Among archery hunters there are two camps: loyalists who find a setup that works and stick with it forever and those always looking for the next big thing. If you count yourself among the latter, 2014 offers enough new gear to keep you busy, and broke, until a whole new crop of gear arrives next year.
To save you some of the headache and money, Petersen's Hunting decided I should put five broadheads to the test trying to find out which live up to their marketing hype. Those tested range from new takes on the classics to, dare I say, cutting-edge designs pushing the term broadhead into new territory.
All performed well enough to earn a place in quivers this fall, but a few stood out from the crowd. These heads were evaluated on the three Ps — penetration, price, and, that intangible but important factor, performance (which includes cutting diameter). Here's what I found.
I'll admit it: I have a hard time taking short broadheads seriously. They just look too cute to be deadly, but all the evidence, including personal experience on deer and antelope, is contrary to my prejudice. Cabela's STK-3
features nearly three inches of total cutting surface and a wound-channel diameter of 1 1„8 inches. The stainless steel blades measure .035 inch thick, so they should stand up to some abuse, though don't expect them to blow through a shoulder blade without bending or breaking.
What these compact heads do best is fly straight, particularly in windy conditions at long distances, making them the ideal choice for antelope and mule deer hunting out West or beanfield shots on eastern whitetails. In testing, penetration with the 100-grain heads was more than adequate, though not outstanding.
Priced at $25 for a pack of three, these are easily the best bargain of the bunch.
25 per three

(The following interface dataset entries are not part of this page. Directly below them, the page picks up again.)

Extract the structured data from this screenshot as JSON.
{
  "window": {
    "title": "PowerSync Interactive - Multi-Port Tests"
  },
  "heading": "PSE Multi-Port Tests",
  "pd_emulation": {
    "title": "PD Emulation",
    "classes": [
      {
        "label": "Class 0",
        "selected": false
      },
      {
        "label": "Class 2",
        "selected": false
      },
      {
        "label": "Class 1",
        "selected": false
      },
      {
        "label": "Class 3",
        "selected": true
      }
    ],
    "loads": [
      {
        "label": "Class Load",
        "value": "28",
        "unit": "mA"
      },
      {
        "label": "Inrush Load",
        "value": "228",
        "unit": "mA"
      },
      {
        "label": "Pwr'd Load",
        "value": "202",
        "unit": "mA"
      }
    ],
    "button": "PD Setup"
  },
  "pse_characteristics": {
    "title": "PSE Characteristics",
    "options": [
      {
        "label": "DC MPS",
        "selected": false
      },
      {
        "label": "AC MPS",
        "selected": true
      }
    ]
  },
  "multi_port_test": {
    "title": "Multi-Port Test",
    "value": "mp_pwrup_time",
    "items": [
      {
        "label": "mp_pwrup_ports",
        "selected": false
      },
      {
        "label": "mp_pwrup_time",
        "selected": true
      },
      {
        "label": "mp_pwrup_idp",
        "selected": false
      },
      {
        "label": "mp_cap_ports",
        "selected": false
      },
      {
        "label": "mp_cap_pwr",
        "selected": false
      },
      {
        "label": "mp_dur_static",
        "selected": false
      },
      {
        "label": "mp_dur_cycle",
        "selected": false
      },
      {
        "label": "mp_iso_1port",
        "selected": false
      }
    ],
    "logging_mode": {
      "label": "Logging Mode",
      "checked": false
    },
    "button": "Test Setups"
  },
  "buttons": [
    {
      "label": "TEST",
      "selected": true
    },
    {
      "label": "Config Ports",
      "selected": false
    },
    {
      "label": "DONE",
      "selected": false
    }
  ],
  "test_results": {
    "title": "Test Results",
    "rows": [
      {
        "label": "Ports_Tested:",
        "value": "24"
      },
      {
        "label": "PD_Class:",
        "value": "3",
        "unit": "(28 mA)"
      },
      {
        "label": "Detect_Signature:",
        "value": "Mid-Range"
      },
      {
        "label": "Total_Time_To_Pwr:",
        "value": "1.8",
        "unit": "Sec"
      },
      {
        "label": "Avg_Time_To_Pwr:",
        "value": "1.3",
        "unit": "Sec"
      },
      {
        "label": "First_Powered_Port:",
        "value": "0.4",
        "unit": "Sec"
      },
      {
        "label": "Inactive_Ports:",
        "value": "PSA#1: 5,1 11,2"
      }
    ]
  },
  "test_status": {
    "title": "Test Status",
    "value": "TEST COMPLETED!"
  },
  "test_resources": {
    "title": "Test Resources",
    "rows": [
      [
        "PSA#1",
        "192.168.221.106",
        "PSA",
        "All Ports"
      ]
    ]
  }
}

Grim Reaper Hybrid
There's a lot to like about Grim Reaper's new-for-2014 point
, especially for commitment-phobes like me who have a hard time choosing between a fixed-blade broadhead and an expandable. These heads deliver with two stainless-steel blades fixed to the aircraft-grade aluminum ferrule and two additional expanding blades that fold back to increase the total damage diameter to 1½ inches.
And if that's not enough cutting surface for you, the back of the fixed blades are also honed to a razor edge, causing massive hemorrhaging should the blade not pass completely through. The chisel tip is machined from solid steel to bust through bone should your shot encounter a shoulder or rib. As such, I wouldn't hesitate to use them on elk, especially when matched with a heavier arrow to aid in penetration.
The Hybrid feels more robust than any other head in the test and was the top penetrator.
40 per three
Muzzy Phantom SC
Built like a butcher, stout with a knife block's worth of blades, Muzzy's
newest broadhead should slice cleanly through the biggest of big game, leaving a bloody trail in its wake. Though the company calls the two backing blades bleeders, at nearly ¾ of an inch, they're larger than some competitors' compact heads. The main blades measure a full inch in length and cut a wide 1 1„8-inch path through hair, hide, and muscle.
Considering they're crafted from .050-inch steel around a solid-steel ferrule, I wouldn't be surprised if bone didn't yield to these broadheads, either. But never count on such luck when you're making the shot. The four-blade design is finicky and may require some time-consuming tuning to get them to fly straight, particularly when fired at lightning speeds, but it's more than worth it.
The learning curve here for tuning is a small price to pay for excellent overall performance.
40 per three
NAP Spitfire Maxx
At 1 11„16 inches long, not counting the threads, the new Trophy-Tip version of New Archery's Spitfire Maxx
is a lean killing machine. That length in a 100-grain head creeps the front-of-center weight of your arrow forward, delivering greater impact and penetration. The hard, pointed tip also eliminates any chance of planing, ensuring field-tip-like flight.
This is all well and good, not to mention exactly what you'd expect from an expandable, but the Maxx's main selling point is a maximum cutting diameter of 1¾ inches from three offset fold-back blades. With internal spring clips holding the blades in place, there's a less than zero chance of premature deployment. In fact, the clips are so tight I was worried about just the opposite, but in shot after test shot, they never failed to open.
These heads performed best, penetrated admirably, and they're not overly priced...best in show.
40 per three
Rage's newest three-blade incarnation
looks more like an escape pod from the Death Star than a broadhead, leading some skeptics to decry it as a gimmick. I'd advise against passing judgment before you see how it performs. The main head, along with three rear-sliding blades, does some serious damage.
The company calls it Kore Technology, and we can attest the thing bored .45-caliber entry holes in our Block target. One can only imagine what it will do to a deer as the .035-inch stainless-steel blades expand to a bloodletting 1.6-inch cutting diameter upon entry. A replaceable plastic
collar solidly holds the expanding blades in place, and no matter what I did, I couldn't get them to inadvertently slip out of the locked position. Long story short, these bad boys will do some damage.
The Rages penetrated the least of all the heads, but not by as much as I expected.
45 per three